- Jen Angel
Phone: (510) 910-5627
Deanna Zandt is a media technologist, the co-founder and partner of Lux Digital, and the author of Share This! How You Will Change the World with Social Networking (Berrett-Koehler, June 2010). She is a consultant to key progressive media organizations including AlterNet and Jim Hightower’s Hightower Lowdown, and is a Research Fellow at the Center for Social Media at American University. Zandt specializes in social media, is a leading expert in women and technology, and is a frequent guest on CNN International, BBC Radio, Fox News and more. She works with groups to create and implement effective web strategies toward organizational goals of civic engagement and empowerment, and uses her background in linguistics, advertising, telecommunications and finance to complement her technical expertise. She has spoken at a number of conferences, including Netroots Nation, SXSW Interactive, Personal Democracy Forum, the National Conference on Media Reform, Facing Race, Web 2.0 Expo, Bioneers, America’s Future Now (formerly “Take Back America,”) Women Action & The Media, and provides beginner and advanced workshops both online and in person.
In January 2009, Deanna was chosen as a fellow for the Progressive Women’s Voices program at the Women’s Media Center. She also serves as a technology advisor to a number of organizations, including Feministing, The Girls & Boys Projects and Women Action & The Media. She is on the board of the Applied Research Center, a racial justice think tank and home for media and activism.
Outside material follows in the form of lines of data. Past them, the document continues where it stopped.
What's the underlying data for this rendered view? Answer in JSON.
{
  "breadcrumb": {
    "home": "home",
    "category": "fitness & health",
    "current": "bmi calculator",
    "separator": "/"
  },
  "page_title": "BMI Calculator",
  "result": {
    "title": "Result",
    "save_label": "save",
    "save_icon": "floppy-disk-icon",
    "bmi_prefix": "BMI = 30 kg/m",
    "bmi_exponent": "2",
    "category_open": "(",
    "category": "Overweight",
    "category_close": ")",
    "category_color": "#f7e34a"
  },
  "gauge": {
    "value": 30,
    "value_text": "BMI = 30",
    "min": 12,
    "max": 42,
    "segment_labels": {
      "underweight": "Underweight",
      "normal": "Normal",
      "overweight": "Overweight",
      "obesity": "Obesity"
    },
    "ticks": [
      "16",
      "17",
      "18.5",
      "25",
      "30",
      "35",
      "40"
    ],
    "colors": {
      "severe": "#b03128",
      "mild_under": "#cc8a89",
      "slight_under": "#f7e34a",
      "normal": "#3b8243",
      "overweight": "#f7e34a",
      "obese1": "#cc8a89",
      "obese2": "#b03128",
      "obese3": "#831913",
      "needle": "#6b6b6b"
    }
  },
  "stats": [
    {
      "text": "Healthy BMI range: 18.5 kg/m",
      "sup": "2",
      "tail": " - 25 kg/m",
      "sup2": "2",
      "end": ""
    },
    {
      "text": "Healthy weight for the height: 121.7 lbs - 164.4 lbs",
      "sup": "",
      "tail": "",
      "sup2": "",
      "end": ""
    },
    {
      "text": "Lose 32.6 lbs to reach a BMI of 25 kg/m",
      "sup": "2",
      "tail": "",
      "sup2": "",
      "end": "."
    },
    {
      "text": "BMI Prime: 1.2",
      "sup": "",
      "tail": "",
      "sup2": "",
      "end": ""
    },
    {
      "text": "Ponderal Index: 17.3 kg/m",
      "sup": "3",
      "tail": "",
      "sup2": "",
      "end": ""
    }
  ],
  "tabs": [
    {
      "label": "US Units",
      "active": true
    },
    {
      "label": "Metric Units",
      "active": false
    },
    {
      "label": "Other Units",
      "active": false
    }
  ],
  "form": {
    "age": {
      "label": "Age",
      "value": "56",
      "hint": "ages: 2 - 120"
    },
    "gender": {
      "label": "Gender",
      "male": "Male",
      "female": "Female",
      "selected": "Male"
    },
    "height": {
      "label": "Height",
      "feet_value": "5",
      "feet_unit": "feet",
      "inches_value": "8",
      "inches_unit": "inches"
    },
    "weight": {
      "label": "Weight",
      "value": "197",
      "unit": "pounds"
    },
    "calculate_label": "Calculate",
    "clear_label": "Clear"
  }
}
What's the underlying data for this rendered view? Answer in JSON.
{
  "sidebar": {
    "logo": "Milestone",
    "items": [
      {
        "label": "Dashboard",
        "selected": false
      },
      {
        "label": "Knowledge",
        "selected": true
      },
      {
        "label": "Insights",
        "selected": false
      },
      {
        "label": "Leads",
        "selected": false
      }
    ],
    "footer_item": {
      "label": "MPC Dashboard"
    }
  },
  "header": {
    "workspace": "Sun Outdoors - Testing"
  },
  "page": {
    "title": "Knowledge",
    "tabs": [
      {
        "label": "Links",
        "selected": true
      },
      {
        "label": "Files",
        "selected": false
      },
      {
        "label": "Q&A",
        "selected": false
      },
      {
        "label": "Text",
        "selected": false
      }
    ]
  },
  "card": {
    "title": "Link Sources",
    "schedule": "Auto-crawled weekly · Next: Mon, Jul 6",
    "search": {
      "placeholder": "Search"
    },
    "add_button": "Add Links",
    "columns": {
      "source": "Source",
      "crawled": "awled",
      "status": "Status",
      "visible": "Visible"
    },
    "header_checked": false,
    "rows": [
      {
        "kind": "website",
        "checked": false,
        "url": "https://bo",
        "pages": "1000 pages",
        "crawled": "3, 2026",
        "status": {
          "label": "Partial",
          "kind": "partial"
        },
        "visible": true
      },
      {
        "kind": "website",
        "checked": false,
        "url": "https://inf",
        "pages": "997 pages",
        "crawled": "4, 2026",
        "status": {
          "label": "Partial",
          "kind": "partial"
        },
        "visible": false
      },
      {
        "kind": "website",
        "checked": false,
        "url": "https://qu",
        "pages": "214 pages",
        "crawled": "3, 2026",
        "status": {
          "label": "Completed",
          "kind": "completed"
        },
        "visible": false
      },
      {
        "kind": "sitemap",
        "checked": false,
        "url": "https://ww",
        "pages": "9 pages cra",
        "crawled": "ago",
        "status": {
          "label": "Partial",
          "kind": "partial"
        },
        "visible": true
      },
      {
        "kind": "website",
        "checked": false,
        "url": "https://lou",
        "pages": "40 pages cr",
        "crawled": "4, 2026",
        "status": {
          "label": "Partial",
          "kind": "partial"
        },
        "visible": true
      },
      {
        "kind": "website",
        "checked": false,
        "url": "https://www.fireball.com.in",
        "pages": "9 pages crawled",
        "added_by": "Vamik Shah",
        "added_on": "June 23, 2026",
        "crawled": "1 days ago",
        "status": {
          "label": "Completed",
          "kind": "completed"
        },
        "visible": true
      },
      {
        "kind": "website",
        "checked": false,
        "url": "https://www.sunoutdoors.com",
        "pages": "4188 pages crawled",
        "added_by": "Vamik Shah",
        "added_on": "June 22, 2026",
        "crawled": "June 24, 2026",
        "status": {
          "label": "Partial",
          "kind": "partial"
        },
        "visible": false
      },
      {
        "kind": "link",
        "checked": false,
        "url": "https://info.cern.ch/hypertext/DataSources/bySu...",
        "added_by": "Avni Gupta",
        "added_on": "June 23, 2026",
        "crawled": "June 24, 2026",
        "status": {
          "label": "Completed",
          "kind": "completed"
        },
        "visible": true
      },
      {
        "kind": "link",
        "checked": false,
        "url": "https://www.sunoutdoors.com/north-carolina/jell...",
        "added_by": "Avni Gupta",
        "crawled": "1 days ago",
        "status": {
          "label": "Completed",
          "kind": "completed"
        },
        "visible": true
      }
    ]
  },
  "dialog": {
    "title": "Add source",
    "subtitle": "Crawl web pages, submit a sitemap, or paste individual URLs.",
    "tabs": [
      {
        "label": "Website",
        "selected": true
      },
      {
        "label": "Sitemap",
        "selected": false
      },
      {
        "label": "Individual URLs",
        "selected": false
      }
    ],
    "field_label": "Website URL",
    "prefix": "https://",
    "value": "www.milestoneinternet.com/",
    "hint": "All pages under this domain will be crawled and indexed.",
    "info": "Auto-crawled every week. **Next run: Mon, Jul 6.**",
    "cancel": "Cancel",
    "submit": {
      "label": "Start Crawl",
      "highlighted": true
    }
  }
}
Along with talking about the important why, how-to, and impacts of social media, Deanna is available to talk about such topics as:
- Wikileaks and the future of online civil disobedience: Activism online takes on many forms, but much of what we've seen up till now merely replicates what our traditional notions of activism already are. It's becoming increasingly important to expand our understanding, and Wikileaks has provided a wealth of experiences for us to use new lenses for politically-motivated action. From the leaked documents themselves to Anonymous' intervention and evolution, activists must start to truly answer the question: "How do I digitally throw myself in front of a tank?
- Can the Internet Fix Politics? Emerging media promise much when it comes to politics, and sharing our stories to effect social change has never been easier. Understanding the larger cultural impact that social technologies play in the political arena, as well as looking out for the pitfalls that threaten true innovation, are key to seeding large-scale evolution of electoral, cultural and legislative change.
- The Free-for-All Web, and The Secret Tyrants We All Are: The expanse of the Web has often set up a myth that, much like the American Dream, with just a little up-by-your-bootstraps work ethic and a little bit of elbow grease, anyone can succeed at whatever their goals may be. In reality, however, the openness of the Web can mean that quite the opposite happens. Despite the increasing presence of a diversity of voices and faces, the Internet isn’t fulfilling its disruptive potential; more often than not, it’s simply replicating and amplifying inequality and segregation.
You can view a list of her recent presentations here, as well as some videos of her talks and media appearances (Forum Network, CNN, Personal Democracy Forum, Thom Hartman Show, Web 2.0 Expo, Netroots Nation 2010)